As Schweitzer was recovering from his failed Senate bid by shaking hands from Alzada to Yaak, the state’s Republican governor, Judy Martz, was floundering. She had famously proclaimed herself the “lapdog of industry,” and had become embroiled in a scandal after laundering the bloodied clothes of a top adviser involved in a drunken driving fatality. Martz’s approval ratings were typically in the 25 percent range, Johnson said.

In 2004, Schweitzer was elected, ending 16 years of Republican control. After his inauguration, he threw away the key to his office.

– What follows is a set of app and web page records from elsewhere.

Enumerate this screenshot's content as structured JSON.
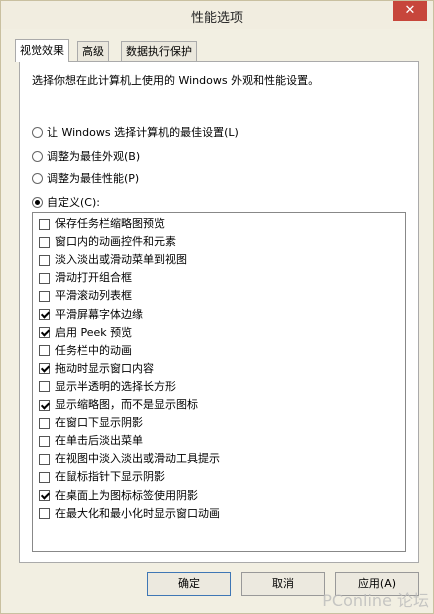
{
  "window": {
    "title": "性能选项",
    "close_label": "✕"
  },
  "tabs": [
    {
      "label": "视觉效果",
      "active": true
    },
    {
      "label": "高级",
      "active": false
    },
    {
      "label": "数据执行保护",
      "active": false
    }
  ],
  "description": "选择你想在此计算机上使用的 Windows 外观和性能设置。",
  "radios": [
    {
      "label": "让 Windows 选择计算机的最佳设置(L)",
      "checked": false
    },
    {
      "label": "调整为最佳外观(B)",
      "checked": false
    },
    {
      "label": "调整为最佳性能(P)",
      "checked": false
    },
    {
      "label": "自定义(C):",
      "checked": true
    }
  ],
  "effects": [
    {
      "label": "保存任务栏缩略图预览",
      "checked": false
    },
    {
      "label": "窗口内的动画控件和元素",
      "checked": false
    },
    {
      "label": "淡入淡出或滑动菜单到视图",
      "checked": false
    },
    {
      "label": "滑动打开组合框",
      "checked": false
    },
    {
      "label": "平滑滚动列表框",
      "checked": false
    },
    {
      "label": "平滑屏幕字体边缘",
      "checked": true
    },
    {
      "label": "启用 Peek 预览",
      "checked": true
    },
    {
      "label": "任务栏中的动画",
      "checked": false
    },
    {
      "label": "拖动时显示窗口内容",
      "checked": true
    },
    {
      "label": "显示半透明的选择长方形",
      "checked": false
    },
    {
      "label": "显示缩略图，而不是显示图标",
      "checked": true
    },
    {
      "label": "在窗口下显示阴影",
      "checked": false
    },
    {
      "label": "在单击后淡出菜单",
      "checked": false
    },
    {
      "label": "在视图中淡入淡出或滑动工具提示",
      "checked": false
    },
    {
      "label": "在鼠标指针下显示阴影",
      "checked": false
    },
    {
      "label": "在桌面上为图标标签使用阴影",
      "checked": true
    },
    {
      "label": "在最大化和最小化时显示窗口动画",
      "checked": false
    }
  ],
  "buttons": {
    "ok": "确定",
    "cancel": "取消",
    "apply": "应用(A)"
  },
  "watermark": "PConline 论坛"
}
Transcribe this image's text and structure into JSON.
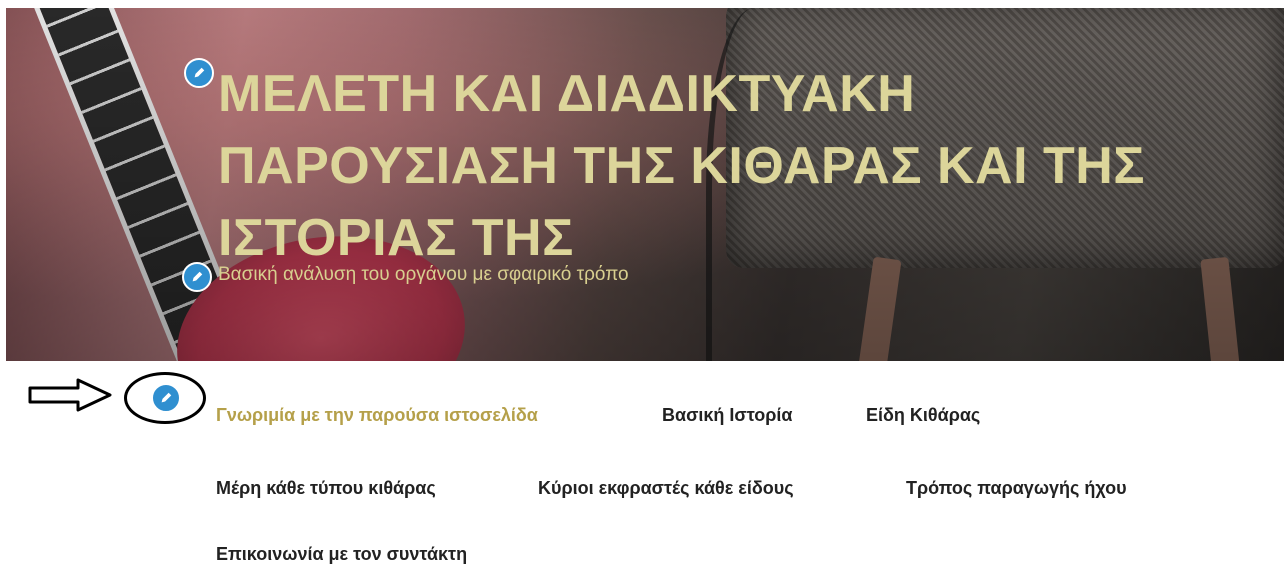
{
  "header": {
    "title": "ΜΕΛΕΤΗ ΚΑΙ ΔΙΑΔΙΚΤΥΑΚΗ ΠΑΡΟΥΣΙΑΣΗ ΤΗΣ ΚΙΘΑΡΑΣ ΚΑΙ ΤΗΣ ΙΣΤΟΡΙΑΣ ΤΗΣ",
    "tagline": "Βασική ανάλυση του οργάνου με σφαιρικό τρόπο"
  },
  "nav": {
    "items": [
      {
        "label": "Γνωριμία με την παρούσα ιστοσελίδα",
        "active": true
      },
      {
        "label": "Βασική Ιστορία"
      },
      {
        "label": "Είδη Κιθάρας"
      },
      {
        "label": "Μέρη κάθε τύπου κιθάρας"
      },
      {
        "label": "Κύριοι εκφραστές κάθε είδους"
      },
      {
        "label": "Τρόπος παραγωγής ήχου"
      },
      {
        "label": "Επικοινωνία με τον συντάκτη"
      }
    ]
  },
  "colors": {
    "title": "#dcd59a",
    "active_link": "#b5a04a",
    "edit_icon": "#2f8fd0"
  },
  "icons": [
    "pencil-icon",
    "right-arrow-icon"
  ]
}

It has remained open ever since, with journalists welcome to sit in on any meeting at any time.

Schweitzer also made news early in his term by calling for the return of Montana Guard troops from Iraq, speaking out against the Patriot Act and pardoning 79 deceased Montana residents of German heritage who had been found guilty of sedition during World War I for such offenses as praying in German or not singing the national anthem. Schweitzer’s German grandparents had been forced to kiss the American flag to show their loyalty, he said.

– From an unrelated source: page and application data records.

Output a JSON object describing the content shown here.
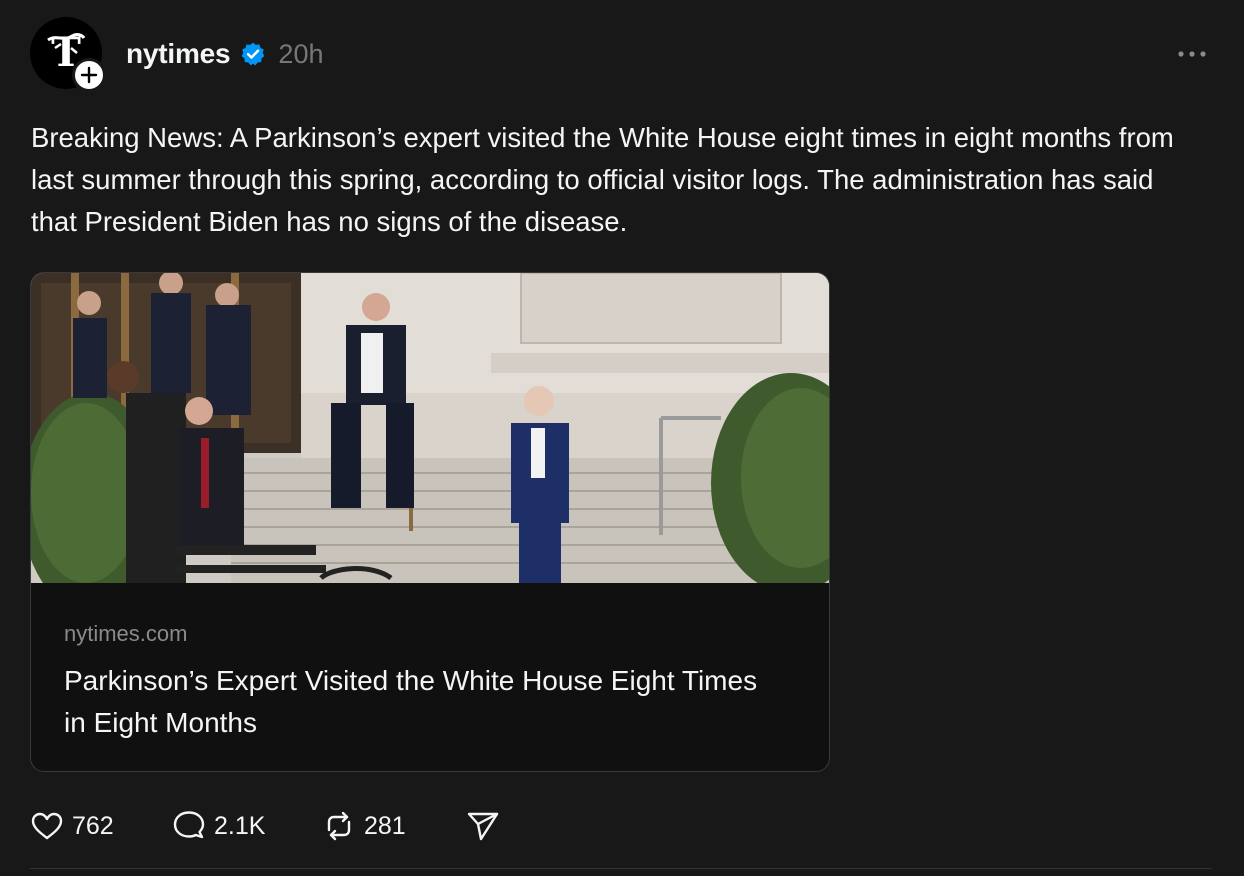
{
  "post": {
    "username": "nytimes",
    "time": "20h",
    "verified": true,
    "text": "Breaking News: A Parkinson’s expert visited the White House eight times in eight months from last summer through this spring, according to official visitor logs. The administration has said that President Biden has no signs of the disease."
  },
  "card": {
    "domain": "nytimes.com",
    "title": "Parkinson’s Expert Visited the White House Eight Times in Eight Months"
  },
  "actions": {
    "likes": "762",
    "replies": "2.1K",
    "reposts": "281"
  },
  "icons": {
    "avatar": "nyt-logo-icon",
    "follow": "plus-icon",
    "verified": "verified-badge-icon",
    "more": "more-options-icon",
    "like": "heart-icon",
    "reply": "comment-icon",
    "repost": "repost-icon",
    "share": "send-icon"
  },
  "colors": {
    "background": "#181818",
    "text": "#f3f5f7",
    "muted": "#777777",
    "verified": "#0095f6"
  }
}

National energy independence has become the central goal of Schweitzer. “I know how dangerous it is to be dependent on foreign oil,” he said. “Our economy is dependent on dictators. … It’s the greatest peril to this country in the history of this country.”

While the governor was laying out his energy policy, Jag woke from a nap and began roaming the office. Schweitzer spotted the dog and snapped his fingers.

“Jag, would you lay down?”

The dog lowered its head and went back to bed. Schweitzer continued discussing his energy independence campaign, which included adjustments to his own life: cutting power use in the governor’s mansion by 25 percent and swapping an SUV for a biodiesel-powered Volkswagen Jetta. Schweitzer’s desk is covered with energy-related doodads: miniature wind turbines, models of hydrogen-powered cars, a vial of biodiesel. There’s also a chunk of black coal, which he would like to see liquefied into fuel oil.

When Schweitzer took office, the famously windy state produced less than one megawatt of wind-generated energy. Today, roughly 140 megawatts of wind power are generated in Montana and 600 megawatts are on the way, Schweitzer said. “I want to continue to develop energy projects. I want transmission lines, I want pipelines, I want coal gasification, I want wind power, I want solar power.”

But critics on both the right and left say Schweitzer has largely failed to transform rhetoric into reality. Environmentalists “are tremendously disappointed” in Schweitzer’s push for coal gasification for its potential to boost emissions of greenhouse gases, said George Ochenski, a prominent liberal political commentator from Helena who publishes a regular column in the Missoula Independent. “The numbers don’t pencil out economically or environmentally for Brian’s pet project,” Ochenski said,

Schweitzer’s lack of political experience has made it tough for him to pull off his ideas and is fueling increasingly “strong-arm tactics,” Ochenski said. “Somehow, the feeling has begun to creep in that this guy is more than a little defined by his initials, B.S.”

But Schweitzer remains popular, with approval ratings consistently in the 60 percent range, according to polls commissioned by Lee Newspapers. Republicans have yet to put forth an opponent for the 2008 election, said Johnson, Lee’s statehouse bureau chief. “They have a hard time going after him,” he said.

Last year, Democrat Jon Tester, an organic wheat farmer from north-central Montana, defeated Sen. Conrad Burns in a pivotal race that helped Democrats win control of the U.S. Senate. Next year, Schweitzer faces re-election, as does the state’s four-term Democrat senator, Max Baucus.

Bob Keenan, considered a top Republican contender for either office, said Schweitzer is vulnerable, despite his populist appeal.

“Schweitzer is definitely a force to be reckoned with,” Keenan said. “If the Republicans want to regain control, they’ve got to take the head of the dragon, and the head of the dragon is Schweitzer.”

The governor acknowledges his ambitious plans will take a lot more work. But he doesn’t think the Republicans have an ounce of a chance of kicking him or his dog out of office.

“I own the middle,” he said.